Applying a human moral construct to nature by dividing foods and lifestyles into good and bad is misleading. In reality, nothing in nature is either good or bad. For instance, our bodies need cholesterol for a variety of important purposes, while exercise and sports can be dangerous and even capable of ending our lives prematurely.
A recent study published in the BMJ concluded that replacing saturated with polyunsaturated fat in diet may not prolong life, contradicting decades of received medical wisdom. Curiously, this conclusion was not based on new data, but rather on a new interpretation of old data. At the same time, we are witnessing a growing trend towards the demonisation of sugar, with calls for a tax on sugary drinks.
The empirical evidence supporting the health benefits of drinking alcohol in moderation was largely ignored by the chief medical officer, Sally Davies, when she recently cut down the recommended daily limit. The press later revealed that the committee that had drafted the guidelines had close links with the modern temperance movement.
“Orthorexia nervosa”, an excessive preoccupation with “healthy” eating, has become a recognised clinical entity. Orthorexic patients apply moral qualities to their diet, developing in the process an affinity towards foods that are thought to improve health, and strong – even pathological – aversions against those foods that are believed to damage it. The emotions involved are so strong that patients will sometimes paradoxically compromise their nutrition in their quest for “the perfect diet”.
Product information in the supermarket shelves often includes moral claims, with labels such as “fair trade”, “be good to yourself” or “drink responsibly”.
We tend to attribute moral characteristics to food and lifestyle choices according to a perceived inverse correlation between pleasure and health. In this perverse “pleasure economy”, life can only be extended by renouncing and containing hedonism, just like the virtuous renounced all the pleasures of the flesh in order to access paradise in more religious times than ours.
In this way, a wholesome and unpleasurable diet, in conjunction with daily, and equally unpleasurable and strenuous exercise, will earn us the right to prolong our lives, while indulging in unearned and therefore illicit pleasure (such as alcohol, fats and sugar) will be punished with an early death.
Nature doesn’t care about good and bad
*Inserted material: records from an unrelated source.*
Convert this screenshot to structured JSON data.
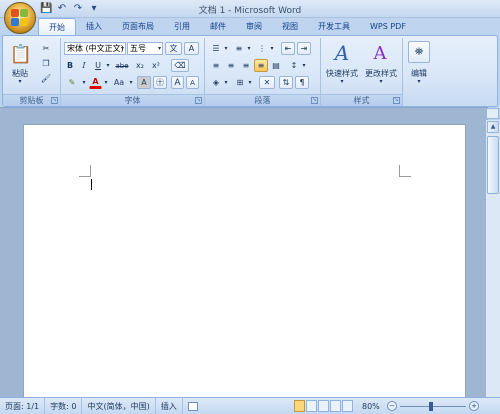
{
  "window": {
    "title": "文档 1 - Microsoft Word"
  },
  "quick_access": {
    "save_icon": "save-icon",
    "undo_icon": "undo-icon",
    "redo_icon": "redo-icon"
  },
  "tabs": [
    {
      "label": "开始",
      "active": true
    },
    {
      "label": "插入"
    },
    {
      "label": "页面布局"
    },
    {
      "label": "引用"
    },
    {
      "label": "邮件"
    },
    {
      "label": "审阅"
    },
    {
      "label": "视图"
    },
    {
      "label": "开发工具"
    },
    {
      "label": "WPS PDF"
    }
  ],
  "ribbon": {
    "clipboard": {
      "label": "剪贴板",
      "paste_label": "粘贴"
    },
    "font": {
      "label": "字体",
      "font_name": "宋体 (中文正文)",
      "font_size": "五号",
      "bold": "B",
      "italic": "I",
      "underline": "U",
      "strike": "abe",
      "subscript": "x₂",
      "superscript": "x²",
      "change_case": "Aa",
      "char_border": "A",
      "enclose": "㊉",
      "font_color": "A",
      "grow": "A",
      "shrink": "A",
      "wen": "文",
      "wen2": "A"
    },
    "paragraph": {
      "label": "段落"
    },
    "styles": {
      "label": "样式",
      "quick_styles": "快速样式",
      "change_styles": "更改样式"
    },
    "editing": {
      "label": "编辑"
    }
  },
  "status": {
    "page": "页面: 1/1",
    "words": "字数: 0",
    "language": "中文(简体，中国)",
    "mode": "插入",
    "zoom": "80%"
  },
  "colors": {
    "accent": "#15428b",
    "ribbon_bg": "#d6e5f7",
    "highlight": "#f9c85a"
  }
}
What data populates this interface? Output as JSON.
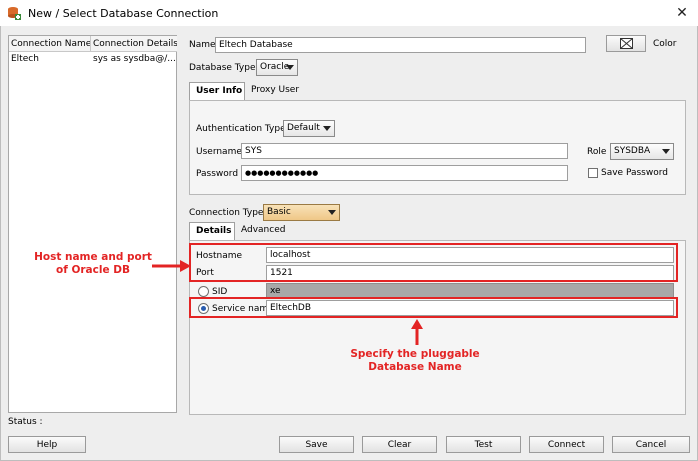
{
  "window": {
    "title": "New / Select Database Connection",
    "close_glyph": "✕"
  },
  "connection_list": {
    "headers": [
      "Connection Name",
      "Connection Details"
    ],
    "rows": [
      {
        "name": "Eltech",
        "details": "sys as sysdba@/..."
      }
    ]
  },
  "form": {
    "name_label": "Name",
    "name_value": "Eltech Database",
    "color_label": "Color",
    "database_type_label": "Database Type",
    "database_type_value": "Oracle",
    "tabs": [
      "User Info",
      "Proxy User"
    ],
    "auth_type_label": "Authentication Type",
    "auth_type_value": "Default",
    "username_label": "Username",
    "username_value": "SYS",
    "role_label": "Role",
    "role_value": "SYSDBA",
    "password_label": "Password",
    "password_value": "●●●●●●●●●●●●",
    "save_password_label": "Save Password",
    "connection_type_label": "Connection Type",
    "connection_type_value": "Basic",
    "detail_tabs": [
      "Details",
      "Advanced"
    ],
    "hostname_label": "Hostname",
    "hostname_value": "localhost",
    "port_label": "Port",
    "port_value": "1521",
    "sid_label": "SID",
    "sid_value": "xe",
    "service_name_label": "Service name",
    "service_name_value": "EltechDB"
  },
  "annotations": {
    "host_port": [
      "Host name and port",
      "of Oracle DB"
    ],
    "service": [
      "Specify the pluggable",
      "Database Name"
    ],
    "color": "#e32424"
  },
  "status_label": "Status :",
  "buttons": {
    "help": "Help",
    "save": "Save",
    "clear": "Clear",
    "test": "Test",
    "connect": "Connect",
    "cancel": "Cancel"
  }
}
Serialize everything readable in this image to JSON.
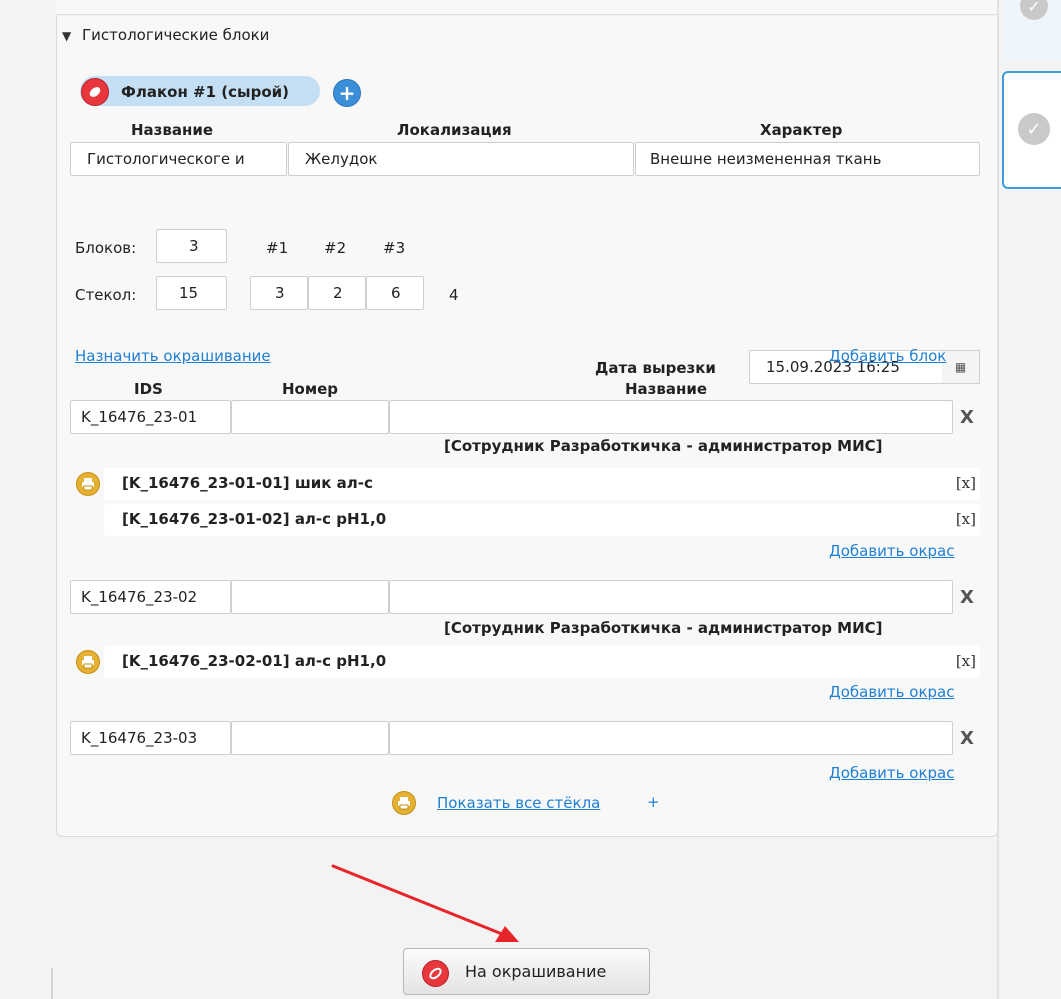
{
  "section": {
    "title": "Гистологические блоки"
  },
  "vial": {
    "label": "Флакон #1 (сырой)"
  },
  "headers": {
    "name": "Название",
    "localization": "Локализация",
    "character": "Характер"
  },
  "fields": {
    "name_value": "Гистологическоге и",
    "localization_value": "Желудок",
    "character_value": "Внешне неизмененная ткань"
  },
  "cutout": {
    "label": "Дата вырезки",
    "value": "15.09.2023 16:25"
  },
  "counts": {
    "blocks_label": "Блоков:",
    "blocks_value": "3",
    "block_headers": [
      "#1",
      "#2",
      "#3"
    ],
    "slides_label": "Стекол:",
    "slides_value": "15",
    "slides_per_block": [
      "3",
      "2",
      "6"
    ],
    "remaining": "4"
  },
  "links": {
    "assign_stain": "Назначить окрашивание",
    "add_block": "Добавить блок",
    "add_stain": "Добавить окрас",
    "show_all": "Показать все стёкла",
    "plus": "+"
  },
  "table_headers": {
    "ids": "IDS",
    "number": "Номер",
    "name": "Название"
  },
  "blocks": [
    {
      "ids": "K_16476_23-01",
      "number": "",
      "name": "",
      "owner": "[Сотрудник Разработкичка - администратор МИС]",
      "slides": [
        {
          "text": "[K_16476_23-01-01] шик ал-с",
          "remove": "[x]"
        },
        {
          "text": "[K_16476_23-01-02] ал-с рН1,0",
          "remove": "[x]"
        }
      ]
    },
    {
      "ids": "K_16476_23-02",
      "number": "",
      "name": "",
      "owner": "[Сотрудник Разработкичка - администратор МИС]",
      "slides": [
        {
          "text": "[K_16476_23-02-01] ал-с рН1,0",
          "remove": "[x]"
        }
      ]
    },
    {
      "ids": "K_16476_23-03",
      "number": "",
      "name": ""
    }
  ],
  "remove_block_label": "X",
  "submit": {
    "label": "На окрашивание"
  },
  "colors": {
    "accent": "#1f7fd4",
    "vial": "#e8363d",
    "printer": "#e6b033",
    "arrow": "#e8242b"
  }
}
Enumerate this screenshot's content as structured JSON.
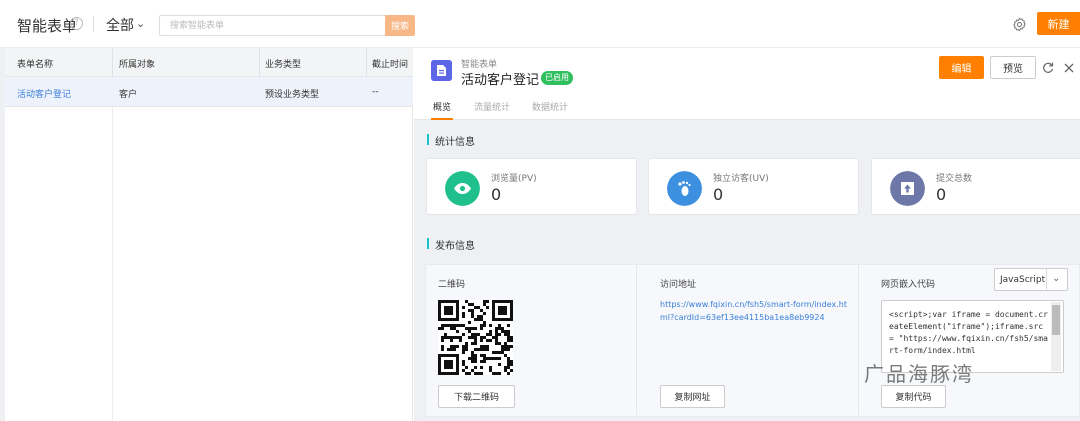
{
  "header": {
    "title": "智能表单",
    "filter_label": "全部",
    "search_placeholder": "搜索智能表单",
    "search_button": "搜索",
    "new_button": "新建"
  },
  "table": {
    "columns": [
      "表单名称",
      "所属对象",
      "业务类型",
      "截止时间"
    ],
    "rows": [
      [
        "活动客户登记",
        "客户",
        "预设业务类型",
        "--"
      ]
    ]
  },
  "detail": {
    "subtitle": "智能表单",
    "name": "活动客户登记",
    "status": "已启用",
    "edit_button": "编辑",
    "preview_button": "预览",
    "tabs": [
      "概览",
      "流量统计",
      "数据统计"
    ],
    "stats_title": "统计信息",
    "stats": [
      {
        "label": "浏览量(PV)",
        "value": "0"
      },
      {
        "label": "独立访客(UV)",
        "value": "0"
      },
      {
        "label": "提交总数",
        "value": "0"
      }
    ],
    "publish_title": "发布信息",
    "qr_label": "二维码",
    "qr_button": "下载二维码",
    "url_label": "访问地址",
    "url": "https://www.fqixin.cn/fsh5/smart-form/index.html?cardId=63ef13ee4115ba1ea8eb9924",
    "url_button": "复制网址",
    "embed_label": "网页嵌入代码",
    "embed_lang": "JavaScript",
    "embed_code": "<script>;var iframe = document.createElement(\"iframe\");iframe.src = \"https://www.fqixin.cn/fsh5/smart-form/index.html",
    "embed_button": "复制代码"
  },
  "watermark": "广品海豚湾",
  "colors": {
    "accent": "#ff8000",
    "link": "#3b7fd9",
    "pv": "#1fc08c",
    "uv": "#3d8fe0",
    "submit": "#6d78a8",
    "status": "#2fbf5e"
  }
}
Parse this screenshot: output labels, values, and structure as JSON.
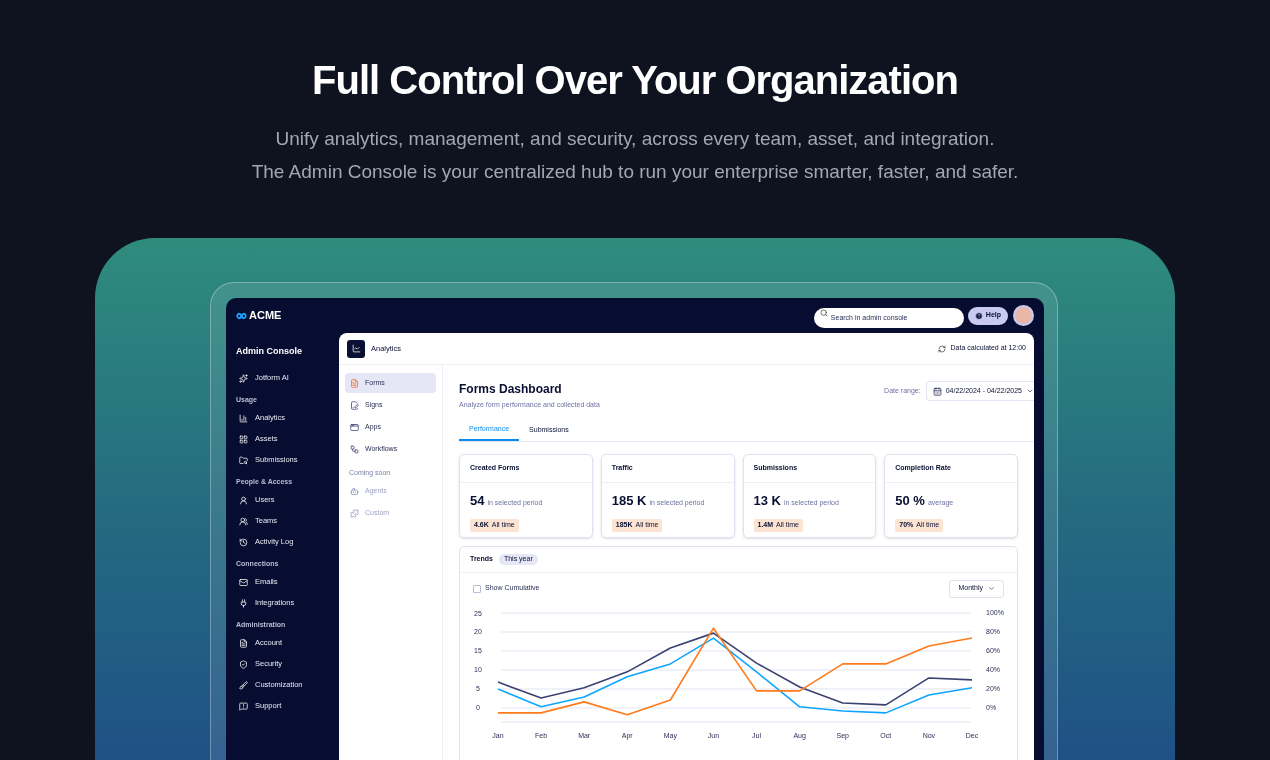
{
  "hero": {
    "title": "Full Control Over Your Organization",
    "subtitle_lines": [
      "Unify analytics, management, and security, across every team, asset, and integration.",
      "The Admin Console is your centralized hub to run your enterprise smarter, faster, and safer."
    ]
  },
  "topbar": {
    "logo": "ACME",
    "search": {
      "placeholder": "Search in admin console"
    },
    "help": "Help"
  },
  "sidebar": {
    "title": "Admin Console",
    "groups": [
      {
        "items": [
          {
            "label": "Jotform AI"
          }
        ]
      },
      {
        "label": "Usage",
        "items": [
          {
            "label": "Analytics"
          },
          {
            "label": "Assets"
          },
          {
            "label": "Submissions"
          }
        ]
      },
      {
        "label": "People & Access",
        "items": [
          {
            "label": "Users"
          },
          {
            "label": "Teams"
          },
          {
            "label": "Activity Log"
          }
        ]
      },
      {
        "label": "Connections",
        "items": [
          {
            "label": "Emails"
          },
          {
            "label": "Integrations"
          }
        ]
      },
      {
        "label": "Administration",
        "items": [
          {
            "label": "Account"
          },
          {
            "label": "Security"
          },
          {
            "label": "Customization"
          },
          {
            "label": "Support"
          }
        ]
      }
    ]
  },
  "header": {
    "title": "Analytics",
    "status": "Data calculated at 12:00"
  },
  "subnav": {
    "items": [
      {
        "label": "Forms",
        "selected": true,
        "disabled": false
      },
      {
        "label": "Signs",
        "selected": false,
        "disabled": false
      },
      {
        "label": "Apps",
        "selected": false,
        "disabled": false
      },
      {
        "label": "Workflows",
        "selected": false,
        "disabled": false
      }
    ],
    "section_label": "Coming soon",
    "soon_items": [
      {
        "label": "Agents",
        "selected": false,
        "disabled": true
      },
      {
        "label": "Custom",
        "selected": false,
        "disabled": true
      }
    ]
  },
  "dashboard": {
    "title": "Forms Dashboard",
    "subtitle": "Analyze form performance and collected data",
    "date_label": "Date range:",
    "date_value": "04/22/2024 - 04/22/2025",
    "tabs": [
      {
        "label": "Performance",
        "selected": true
      },
      {
        "label": "Submissions",
        "selected": false
      }
    ],
    "cards": [
      {
        "title": "Created Forms",
        "value": "54",
        "note": "in selected period",
        "badge_value": "4.6K",
        "badge_label": "All time"
      },
      {
        "title": "Traffic",
        "value": "185",
        "unit": "K",
        "note": "in selected period",
        "badge_value": "185K",
        "badge_label": "All time"
      },
      {
        "title": "Submissions",
        "value": "13",
        "unit": "K",
        "note": "in selected period",
        "badge_value": "1.4M",
        "badge_label": "All time"
      },
      {
        "title": "Completion Rate",
        "value": "50",
        "unit": "%",
        "note": "average",
        "badge_value": "70%",
        "badge_label": "All time"
      }
    ],
    "trends": {
      "title": "Trends",
      "period": "This year",
      "cumulative": {
        "label": "Show Cumulative",
        "checked": false
      },
      "interval": "Monthly",
      "right_axis_labels": [
        "100%",
        "80%",
        "60%",
        "40%",
        "20%",
        "0%"
      ],
      "chart_data": {
        "type": "line",
        "grid": true,
        "categories": [
          "Jan",
          "Feb",
          "Mar",
          "Apr",
          "May",
          "Jun",
          "Jul",
          "Aug",
          "Sep",
          "Oct",
          "Nov",
          "Dec"
        ],
        "ylim": [
          -3.7,
          25
        ],
        "yticks": [
          0,
          5,
          10,
          15,
          20,
          25
        ],
        "series": [
          {
            "color": "#3b4272",
            "values": [
              6.8,
              2.6,
              5.3,
              9.5,
              15.8,
              19.7,
              11.8,
              5.5,
              1.3,
              0.8,
              7.9,
              7.4
            ]
          },
          {
            "color": "#0ea5ff",
            "values": [
              5,
              0.3,
              2.9,
              8.2,
              11.6,
              18.4,
              9.5,
              0.3,
              -0.8,
              -1.3,
              3.4,
              5.3
            ]
          },
          {
            "color": "#ff7a1a",
            "values": [
              -1.3,
              -1.3,
              1.6,
              -1.8,
              2.1,
              21,
              4.5,
              4.5,
              11.6,
              11.6,
              16.3,
              18.4
            ]
          }
        ]
      }
    }
  }
}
Underpinning this moralistic approach is the idea of nature as a person with a moral code and a plan. It seems we have not fully accepted the mechanistic randomness of evolution and continue to attach a personal will to nature, as the successor of God in our secular society. In this context, we also see all things natural as good and man-made artifice as bad, ignoring the fact that illness and death are the most natural of events, often prevented by very artificial medical interventions.
In fact, nature (if it were a person) is only concerned with survival and reproduction. Indeed, we like fats and sugar precisely because the scarcity of high-calorie nutrition was the main threat to survival in pre-industrial societies. So it is nature that has programmed us to desire them, for the same reason it programmed us to like sex: having a desire for fats and sex helps with survival and reproduction. Good things are associated with pleasure precisely because they are good for us, while we associate bad and dangerous things with fear and pain.
Unfortunately, pleasure can also be problematic for survival when it can be experienced without any constraints or limits. When pleasure can be had constantly, the benefit that was originally associated with it and facilitated survival – in this case, the energy contained in fats and sugar – is cancelled.
Just as we feel the need to tame our sexual desires with moral rules in order to avoid social chaos, we also seem to have developed the need to moralise other pleasurable choices, now that our access to them has become too easy.
The fact is that, ultimately, nature does not really care much about our moral choices. Even the nutritionally virtuous will die one day, just like the rest of us.Rafael Euba, Consultant and Senior Lecturer in Old Age Psychiatry, King's College London.
This article first appeared on The Conversation.